These past few months during the pandemic, it’s been inspiring to see individuals and organizations stepping up to help. We’re all doing what we can with what we have, where we are.
In that spirit, Garfield Clean Energy is launching ReEnergize, a new program designed to help struggling households and businesses – and to boost the local economy – through efficiency and clean energy.
As a short-term stimulus, ReEnergize will make extra funding available to reduce the costs of home energy assessments and business efficiency upgrades. Before the end of the year we hope to announce a rooftop-solar component to the program, too.
“GCE has been a state leader in utilizing clean energy programs as an economic development strategy,” explained Erica Sparhawk, deputy director of CLEER, the nonprofit that manages GCE’s programs. “This is what we exist to do, and this is the piece we can contribute to the recovery.”
Sparhawk noted that GCE was started in the wake of the last big economic downturn, in 2009, when local governments embraced clean energy as a part of the county’s recovery strategy. Since then, GCE has leveraged about $4 million of public funding into more than $40 million of investment in the county. That investment, in turn, is putting an estimated $1.4 million back into the pockets of Garfield County households, businesses and governments each year.
Through ReEnergize, GCE will offer two new rebates to make energy efficiency measures more affordable.
The first is a $150 rebate on home energy assessments for Xcel residential all-electric and gas-plus-electric customers. These households, which are located mainly in western Garfield County, aren’t currently eligible for discounts available in the rest of the county.
A home energy assessment is the best way to identify the energy efficiency upgrades that will bring the most savings to households.
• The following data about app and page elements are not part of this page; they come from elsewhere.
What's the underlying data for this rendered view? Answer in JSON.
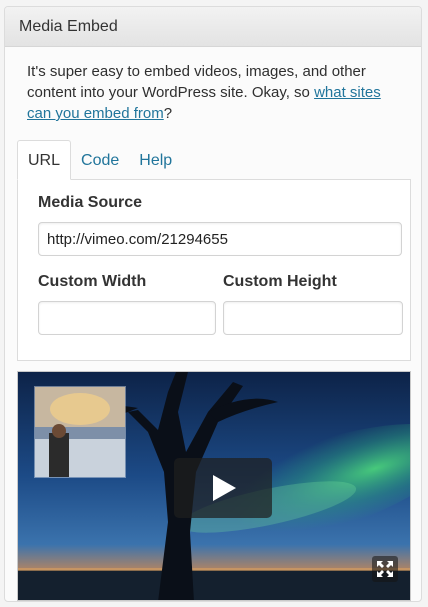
{
  "widget": {
    "title": "Media Embed"
  },
  "intro": {
    "text_before": "It's super easy to embed videos, images, and other content into your WordPress site. Okay, so ",
    "link_text": "what sites can you embed from",
    "text_after": "?"
  },
  "tabs": [
    {
      "label": "URL",
      "active": true
    },
    {
      "label": "Code",
      "active": false
    },
    {
      "label": "Help",
      "active": false
    }
  ],
  "form": {
    "media_source_label": "Media Source",
    "media_source_value": "http://vimeo.com/21294655",
    "custom_width_label": "Custom Width",
    "custom_width_value": "",
    "custom_height_label": "Custom Height",
    "custom_height_value": ""
  },
  "colors": {
    "link": "#21759b",
    "header_bg": "#e8e8e8",
    "panel_border": "#dcdcdc"
  },
  "video": {
    "play_icon": "play-icon",
    "fullscreen_icon": "fullscreen-icon"
  }
}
And with this rebate addition, home energy assessments are more affordable for residents no matter which community they live in.
The second incentive is aimed at restaurants, retailers and lodges, offering up to $1,500 toward efficiency projects. Even in normal times, upgrading to more efficient equipment such as lighting, heating, air conditioning and refrigeration will improve a business’s bottom line; in the midst of a pandemic, lowering operational costs such as energy can be a key to survival.
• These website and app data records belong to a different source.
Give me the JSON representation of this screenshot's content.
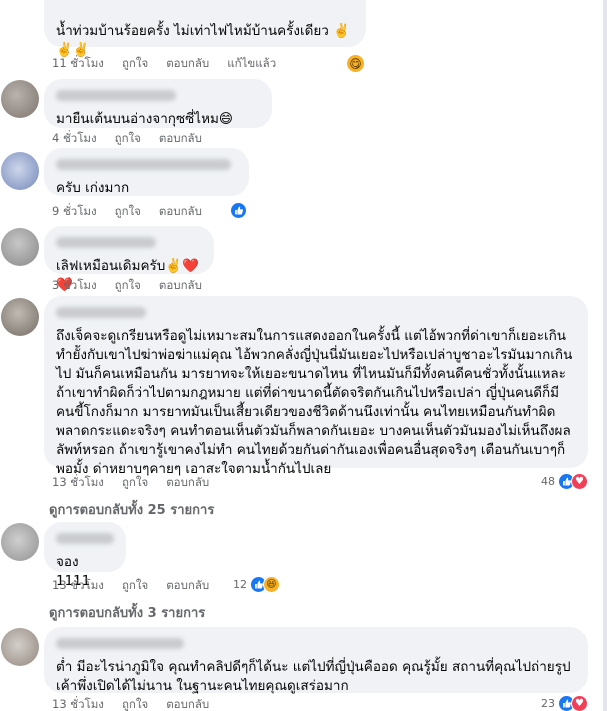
{
  "actions": {
    "like": "ถูกใจ",
    "reply": "ตอบกลับ",
    "edited": "แก้ไขแล้ว"
  },
  "comments": [
    {
      "text": "น้ำท่วมบ้านร้อยครั้ง ไม่เท่าไฟไหม้บ้านครั้งเดียว ✌️✌️✌️",
      "time": "11 ชั่วโมง",
      "reaction_icon": "yummy-emoji-icon"
    },
    {
      "text": "มายืนเต้นบนอ่างจากุซซี่ไหม😄",
      "time": "4 ชั่วโมง"
    },
    {
      "text": "ครับ เก่งมาก",
      "time": "9 ชั่วโมง",
      "reaction_icon": "like-icon"
    },
    {
      "text": "เลิฟเหมือนเดิมครับ✌️❤️❤️",
      "time": "3 ชั่วโมง"
    },
    {
      "text": "ถึงเจ็คจะดูเกรียนหรือดูไม่เหมาะสมในการแสดงออกในครั้งนี้ แต่ไอ้พวกที่ด่าเขาก็เยอะเกิน ทำยัังกับเขาไปฆ่าพ่อฆ่าแม่คุณ ไอ้พวกคลั่งญี่ปุ่นนี่มันเยอะไปหรือเปล่าบูชาอะไรมันมากเกินไป มันก็คนเหมือนกัน มารยาทจะให้เยอะขนาดไหน ที่ไหนมันก็มีทั้งคนดีคนชั่วทั้งนั้นแหละ ถ้าเขาทำผิดก็ว่าไปตามกฎหมาย แต่ที่ด่าขนาดนี้ตัดจริตกันเกินไปหรือเปล่า ญี่ปุ่นคนดีก็มี คนขี้โกงก็มาก มารยาทมันเป็นเสี้ยวเดียวของชีวิตด้านนึงเท่านั้น คนไทยเหมือนกันทำผิดพลาดกระแดะจริงๆ คนทำตอนเห็นตัวมันก็พลาดกันเยอะ บางคนเห็นตัวมันมองไม่เห็นถึงผลลัพท์หรอก ถ้าเขารู้เขาคงไม่ทำ คนไทยด้วยกันด่ากันเองเพื่อคนอื่นสุดจริงๆ เตือนกันเบาๆก็พอมั้ง ด่าหยาบๆคายๆ เอาสะใจตามน้ำกันไปเลย",
      "time": "13 ชั่วโมง",
      "reaction_count": "48",
      "replies": "ดูการตอบกลับทั้ง 25 รายการ"
    },
    {
      "text": "จอง 1111",
      "time": "13 ชั่วโมง",
      "reaction_count": "12",
      "replies": "ดูการตอบกลับทั้ง 3 รายการ"
    },
    {
      "text": "ต่ำ มีอะไรน่าภูมิใจ คุณทำคลิปดีๆก็ได้นะ แต่ไปที่ญี่ปุ่นคืออด คุณรู้มั้ย สถานที่คุณไปถ่ายรูป เค้าพึ่งเปิดได้ไม่นาน ในฐานะคนไทยคุณดูเสร่อมาก",
      "time": "13 ชั่วโมง",
      "reaction_count": "23"
    }
  ]
}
At its July meeting, the GCE board allocated $33,000 in seed funding to enable us to start issuing rebates as soon as possible. For details on how to apply for rebates, see the ReEnergize page.
“We’re excited to be offering rebates again, while building on our existing services that help local small businesses and families to save money on their future utility bills,” Sparhawk said. “There’s potential to grow the program even further, so we’re actively reaching out to partners to do that.”
She stressed that the program will leverage existing rebates from Xcel Energy, Holy Cross Energy, Black Hills Energy and CORE (the Community Office of Resource Efficiency).
The list of rebates available in Garfield County is long not all that easy to navigate. Feel free to contact our energy coaches and they’ll help you access the rebates you’re eligible for.
“GCE has been a state leader in utilizing clean energy programs as an economic development strategy. This is what we exist to do, and this is the piece we can contribute to the recovery.”